INFORMATION PROVIDED:
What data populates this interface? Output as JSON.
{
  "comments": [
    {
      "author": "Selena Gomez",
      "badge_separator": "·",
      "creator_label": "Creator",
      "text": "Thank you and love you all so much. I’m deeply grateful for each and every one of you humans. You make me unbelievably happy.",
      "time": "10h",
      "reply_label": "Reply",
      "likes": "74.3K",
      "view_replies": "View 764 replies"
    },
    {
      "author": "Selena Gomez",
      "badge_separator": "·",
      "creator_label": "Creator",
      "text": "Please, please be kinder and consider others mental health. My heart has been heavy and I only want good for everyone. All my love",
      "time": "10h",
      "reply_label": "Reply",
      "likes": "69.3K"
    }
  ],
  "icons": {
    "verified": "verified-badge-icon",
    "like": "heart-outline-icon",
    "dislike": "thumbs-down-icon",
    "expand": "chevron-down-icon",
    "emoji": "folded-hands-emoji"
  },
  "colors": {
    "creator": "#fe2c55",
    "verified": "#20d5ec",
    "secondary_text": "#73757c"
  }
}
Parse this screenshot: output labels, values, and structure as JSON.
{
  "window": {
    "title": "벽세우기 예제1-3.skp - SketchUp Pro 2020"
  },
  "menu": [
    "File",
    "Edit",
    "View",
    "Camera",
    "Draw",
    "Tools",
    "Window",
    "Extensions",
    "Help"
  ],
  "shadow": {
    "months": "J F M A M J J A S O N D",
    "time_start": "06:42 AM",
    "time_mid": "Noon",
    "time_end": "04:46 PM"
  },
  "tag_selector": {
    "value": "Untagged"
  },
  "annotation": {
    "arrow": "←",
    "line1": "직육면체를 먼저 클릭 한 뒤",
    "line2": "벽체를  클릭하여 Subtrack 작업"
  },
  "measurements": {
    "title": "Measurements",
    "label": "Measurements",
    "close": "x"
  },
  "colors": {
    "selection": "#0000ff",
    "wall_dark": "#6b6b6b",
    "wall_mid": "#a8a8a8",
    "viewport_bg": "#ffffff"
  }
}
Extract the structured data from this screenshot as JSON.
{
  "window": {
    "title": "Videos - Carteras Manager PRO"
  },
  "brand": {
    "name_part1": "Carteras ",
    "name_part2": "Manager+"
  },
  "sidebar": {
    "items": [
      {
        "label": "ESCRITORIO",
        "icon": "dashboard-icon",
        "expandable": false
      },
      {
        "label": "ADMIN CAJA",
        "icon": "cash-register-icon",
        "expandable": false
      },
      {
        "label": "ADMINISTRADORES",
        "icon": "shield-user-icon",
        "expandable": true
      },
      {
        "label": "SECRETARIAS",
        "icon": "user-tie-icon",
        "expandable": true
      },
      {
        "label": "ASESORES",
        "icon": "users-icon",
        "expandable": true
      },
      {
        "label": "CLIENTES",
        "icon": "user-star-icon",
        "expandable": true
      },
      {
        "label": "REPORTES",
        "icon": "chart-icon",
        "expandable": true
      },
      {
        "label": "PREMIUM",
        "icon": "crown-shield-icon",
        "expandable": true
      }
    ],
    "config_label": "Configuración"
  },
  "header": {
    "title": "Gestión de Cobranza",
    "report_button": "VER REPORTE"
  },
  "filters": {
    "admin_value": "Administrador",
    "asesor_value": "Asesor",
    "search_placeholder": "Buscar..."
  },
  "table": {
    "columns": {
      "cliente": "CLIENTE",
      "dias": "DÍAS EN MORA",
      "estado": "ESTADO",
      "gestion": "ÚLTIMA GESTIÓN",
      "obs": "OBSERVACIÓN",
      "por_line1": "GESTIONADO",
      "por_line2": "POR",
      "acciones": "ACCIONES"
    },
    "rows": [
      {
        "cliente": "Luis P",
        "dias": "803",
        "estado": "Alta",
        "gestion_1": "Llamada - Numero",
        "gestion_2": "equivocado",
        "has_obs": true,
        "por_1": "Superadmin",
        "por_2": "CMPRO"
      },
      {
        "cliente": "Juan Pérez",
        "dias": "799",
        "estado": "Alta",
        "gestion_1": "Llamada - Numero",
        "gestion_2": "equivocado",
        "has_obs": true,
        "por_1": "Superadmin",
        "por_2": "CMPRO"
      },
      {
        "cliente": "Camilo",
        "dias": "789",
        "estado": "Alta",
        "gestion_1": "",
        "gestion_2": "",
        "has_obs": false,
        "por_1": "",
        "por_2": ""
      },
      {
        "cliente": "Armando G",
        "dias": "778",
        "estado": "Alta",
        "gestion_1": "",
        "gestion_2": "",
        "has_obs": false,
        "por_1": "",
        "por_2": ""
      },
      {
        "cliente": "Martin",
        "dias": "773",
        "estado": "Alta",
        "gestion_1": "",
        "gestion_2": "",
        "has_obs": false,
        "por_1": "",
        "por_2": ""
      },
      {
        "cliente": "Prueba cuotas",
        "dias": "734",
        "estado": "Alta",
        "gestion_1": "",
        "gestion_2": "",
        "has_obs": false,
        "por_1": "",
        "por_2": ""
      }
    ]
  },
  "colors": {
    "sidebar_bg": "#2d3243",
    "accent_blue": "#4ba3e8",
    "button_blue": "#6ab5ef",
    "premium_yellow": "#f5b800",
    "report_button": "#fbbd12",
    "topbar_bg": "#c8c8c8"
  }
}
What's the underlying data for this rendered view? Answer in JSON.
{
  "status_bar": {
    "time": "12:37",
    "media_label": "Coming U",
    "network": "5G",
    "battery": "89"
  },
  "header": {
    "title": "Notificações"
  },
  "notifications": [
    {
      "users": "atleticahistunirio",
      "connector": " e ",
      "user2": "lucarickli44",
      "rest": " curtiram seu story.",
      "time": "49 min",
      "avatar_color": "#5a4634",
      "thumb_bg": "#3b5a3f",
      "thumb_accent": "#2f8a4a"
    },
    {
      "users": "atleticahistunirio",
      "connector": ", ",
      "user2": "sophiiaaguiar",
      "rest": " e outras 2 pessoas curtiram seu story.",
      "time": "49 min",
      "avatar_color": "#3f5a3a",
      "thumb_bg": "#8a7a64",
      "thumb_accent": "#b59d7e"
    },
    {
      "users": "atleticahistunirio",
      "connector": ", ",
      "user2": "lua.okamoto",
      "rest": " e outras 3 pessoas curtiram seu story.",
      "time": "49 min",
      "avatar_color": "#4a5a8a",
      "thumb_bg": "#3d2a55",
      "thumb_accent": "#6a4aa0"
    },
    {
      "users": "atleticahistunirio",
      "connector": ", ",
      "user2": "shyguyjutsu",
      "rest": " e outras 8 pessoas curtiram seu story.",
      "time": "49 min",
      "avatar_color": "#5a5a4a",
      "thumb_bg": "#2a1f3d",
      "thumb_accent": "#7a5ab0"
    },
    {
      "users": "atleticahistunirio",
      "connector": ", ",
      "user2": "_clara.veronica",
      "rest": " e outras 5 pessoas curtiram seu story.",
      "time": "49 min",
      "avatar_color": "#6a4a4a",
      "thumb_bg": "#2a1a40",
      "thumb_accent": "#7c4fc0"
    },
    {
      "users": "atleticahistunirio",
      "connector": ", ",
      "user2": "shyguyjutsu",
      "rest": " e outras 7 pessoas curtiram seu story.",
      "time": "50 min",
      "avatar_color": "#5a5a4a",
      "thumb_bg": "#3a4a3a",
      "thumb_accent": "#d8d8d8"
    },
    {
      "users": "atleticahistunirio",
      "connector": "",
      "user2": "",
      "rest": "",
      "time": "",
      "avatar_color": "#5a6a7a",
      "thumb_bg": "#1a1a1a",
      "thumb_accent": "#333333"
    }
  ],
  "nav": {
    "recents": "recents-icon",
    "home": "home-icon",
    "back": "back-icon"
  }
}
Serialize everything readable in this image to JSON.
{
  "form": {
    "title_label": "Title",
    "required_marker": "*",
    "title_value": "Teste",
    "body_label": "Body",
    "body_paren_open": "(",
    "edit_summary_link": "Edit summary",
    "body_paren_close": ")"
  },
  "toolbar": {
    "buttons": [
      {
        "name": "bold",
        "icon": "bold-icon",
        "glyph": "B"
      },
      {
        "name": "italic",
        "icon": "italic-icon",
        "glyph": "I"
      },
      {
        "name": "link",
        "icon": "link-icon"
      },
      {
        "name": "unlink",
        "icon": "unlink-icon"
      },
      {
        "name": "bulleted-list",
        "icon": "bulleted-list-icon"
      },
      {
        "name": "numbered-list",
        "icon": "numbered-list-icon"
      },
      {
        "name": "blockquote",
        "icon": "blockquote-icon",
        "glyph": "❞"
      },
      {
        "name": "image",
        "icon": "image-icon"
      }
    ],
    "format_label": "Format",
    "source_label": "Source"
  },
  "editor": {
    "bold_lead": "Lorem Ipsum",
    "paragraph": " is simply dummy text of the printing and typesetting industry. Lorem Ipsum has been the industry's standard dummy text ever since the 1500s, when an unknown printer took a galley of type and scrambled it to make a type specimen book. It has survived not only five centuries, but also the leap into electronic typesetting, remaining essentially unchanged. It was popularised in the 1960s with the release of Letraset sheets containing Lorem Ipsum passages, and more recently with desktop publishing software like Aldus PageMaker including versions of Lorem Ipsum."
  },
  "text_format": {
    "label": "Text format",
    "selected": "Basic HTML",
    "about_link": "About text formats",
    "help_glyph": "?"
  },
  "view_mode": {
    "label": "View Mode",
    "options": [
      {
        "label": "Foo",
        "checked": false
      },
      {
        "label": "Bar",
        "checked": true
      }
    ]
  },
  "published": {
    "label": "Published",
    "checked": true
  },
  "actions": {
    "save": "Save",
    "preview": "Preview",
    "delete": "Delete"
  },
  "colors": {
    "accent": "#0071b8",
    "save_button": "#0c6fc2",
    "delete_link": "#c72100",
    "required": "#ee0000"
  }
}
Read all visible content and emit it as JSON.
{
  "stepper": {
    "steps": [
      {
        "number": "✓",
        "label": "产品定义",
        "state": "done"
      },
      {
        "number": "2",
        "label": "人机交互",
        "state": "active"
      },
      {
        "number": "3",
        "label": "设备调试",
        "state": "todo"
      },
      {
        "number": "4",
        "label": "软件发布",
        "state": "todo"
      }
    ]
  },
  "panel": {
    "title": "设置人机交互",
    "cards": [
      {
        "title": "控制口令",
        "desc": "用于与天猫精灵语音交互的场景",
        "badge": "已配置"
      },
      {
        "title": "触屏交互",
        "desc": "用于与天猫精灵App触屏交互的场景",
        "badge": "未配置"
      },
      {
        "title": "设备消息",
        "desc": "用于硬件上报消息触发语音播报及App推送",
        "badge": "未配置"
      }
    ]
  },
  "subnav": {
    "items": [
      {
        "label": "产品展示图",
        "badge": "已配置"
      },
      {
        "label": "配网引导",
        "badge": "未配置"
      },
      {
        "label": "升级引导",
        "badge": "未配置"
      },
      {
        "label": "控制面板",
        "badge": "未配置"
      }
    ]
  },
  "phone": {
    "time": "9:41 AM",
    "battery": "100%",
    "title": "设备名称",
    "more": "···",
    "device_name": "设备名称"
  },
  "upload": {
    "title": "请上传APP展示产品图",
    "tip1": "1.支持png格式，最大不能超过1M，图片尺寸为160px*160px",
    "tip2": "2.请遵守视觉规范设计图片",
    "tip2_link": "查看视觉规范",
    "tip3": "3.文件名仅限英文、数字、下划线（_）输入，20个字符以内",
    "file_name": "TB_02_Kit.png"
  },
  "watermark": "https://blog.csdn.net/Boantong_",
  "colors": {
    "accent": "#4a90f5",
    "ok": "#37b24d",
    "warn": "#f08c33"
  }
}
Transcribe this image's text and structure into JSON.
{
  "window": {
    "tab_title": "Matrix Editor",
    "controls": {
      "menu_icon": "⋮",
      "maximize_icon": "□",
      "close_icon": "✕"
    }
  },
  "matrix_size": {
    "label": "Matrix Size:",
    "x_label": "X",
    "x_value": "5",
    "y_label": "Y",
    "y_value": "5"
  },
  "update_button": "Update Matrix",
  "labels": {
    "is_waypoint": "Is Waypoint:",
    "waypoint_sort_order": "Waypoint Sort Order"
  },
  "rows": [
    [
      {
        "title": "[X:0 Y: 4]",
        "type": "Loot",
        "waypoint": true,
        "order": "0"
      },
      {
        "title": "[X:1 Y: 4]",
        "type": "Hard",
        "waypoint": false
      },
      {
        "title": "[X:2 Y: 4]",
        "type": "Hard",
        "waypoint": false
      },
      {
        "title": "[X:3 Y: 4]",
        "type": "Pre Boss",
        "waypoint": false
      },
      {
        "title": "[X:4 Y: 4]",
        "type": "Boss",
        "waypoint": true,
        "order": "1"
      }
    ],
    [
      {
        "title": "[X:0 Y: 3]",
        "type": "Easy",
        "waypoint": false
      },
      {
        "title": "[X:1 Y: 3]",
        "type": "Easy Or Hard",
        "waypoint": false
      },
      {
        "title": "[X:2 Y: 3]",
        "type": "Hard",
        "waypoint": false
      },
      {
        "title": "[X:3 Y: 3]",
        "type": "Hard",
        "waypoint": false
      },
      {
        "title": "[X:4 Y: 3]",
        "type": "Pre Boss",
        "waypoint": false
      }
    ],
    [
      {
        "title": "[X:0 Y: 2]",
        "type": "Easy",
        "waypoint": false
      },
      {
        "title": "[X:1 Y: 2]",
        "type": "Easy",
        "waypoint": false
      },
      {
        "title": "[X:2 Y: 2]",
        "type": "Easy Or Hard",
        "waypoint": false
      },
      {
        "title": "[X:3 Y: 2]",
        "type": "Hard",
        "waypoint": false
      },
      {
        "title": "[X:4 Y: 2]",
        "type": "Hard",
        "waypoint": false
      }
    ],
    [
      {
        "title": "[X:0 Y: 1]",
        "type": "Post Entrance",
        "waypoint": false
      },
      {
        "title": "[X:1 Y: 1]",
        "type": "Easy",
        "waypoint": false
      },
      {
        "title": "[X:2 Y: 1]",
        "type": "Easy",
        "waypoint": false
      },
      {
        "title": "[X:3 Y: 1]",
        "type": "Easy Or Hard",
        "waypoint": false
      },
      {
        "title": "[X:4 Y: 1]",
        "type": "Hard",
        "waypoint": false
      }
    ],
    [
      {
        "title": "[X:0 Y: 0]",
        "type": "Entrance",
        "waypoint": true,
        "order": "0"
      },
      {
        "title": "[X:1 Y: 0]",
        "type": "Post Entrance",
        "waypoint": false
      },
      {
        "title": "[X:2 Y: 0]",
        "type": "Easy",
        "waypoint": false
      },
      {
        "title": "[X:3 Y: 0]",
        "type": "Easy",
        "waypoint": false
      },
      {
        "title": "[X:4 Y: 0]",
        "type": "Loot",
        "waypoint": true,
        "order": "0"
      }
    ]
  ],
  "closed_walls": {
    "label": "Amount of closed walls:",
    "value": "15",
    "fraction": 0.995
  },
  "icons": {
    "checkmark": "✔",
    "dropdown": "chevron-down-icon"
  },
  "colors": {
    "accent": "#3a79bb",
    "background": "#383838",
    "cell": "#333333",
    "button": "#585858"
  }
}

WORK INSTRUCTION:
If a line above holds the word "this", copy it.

RESPONSE TO THE TASK:
What data populates this interface? Output as JSON.
Parse this screenshot: output labels, values, and structure as JSON.
Extract the structured data from this screenshot as JSON.
What's the underlying data for this rendered view? Answer in JSON.
Serialize everything readable in this image to JSON.
Transcribe this image's text and structure into JSON.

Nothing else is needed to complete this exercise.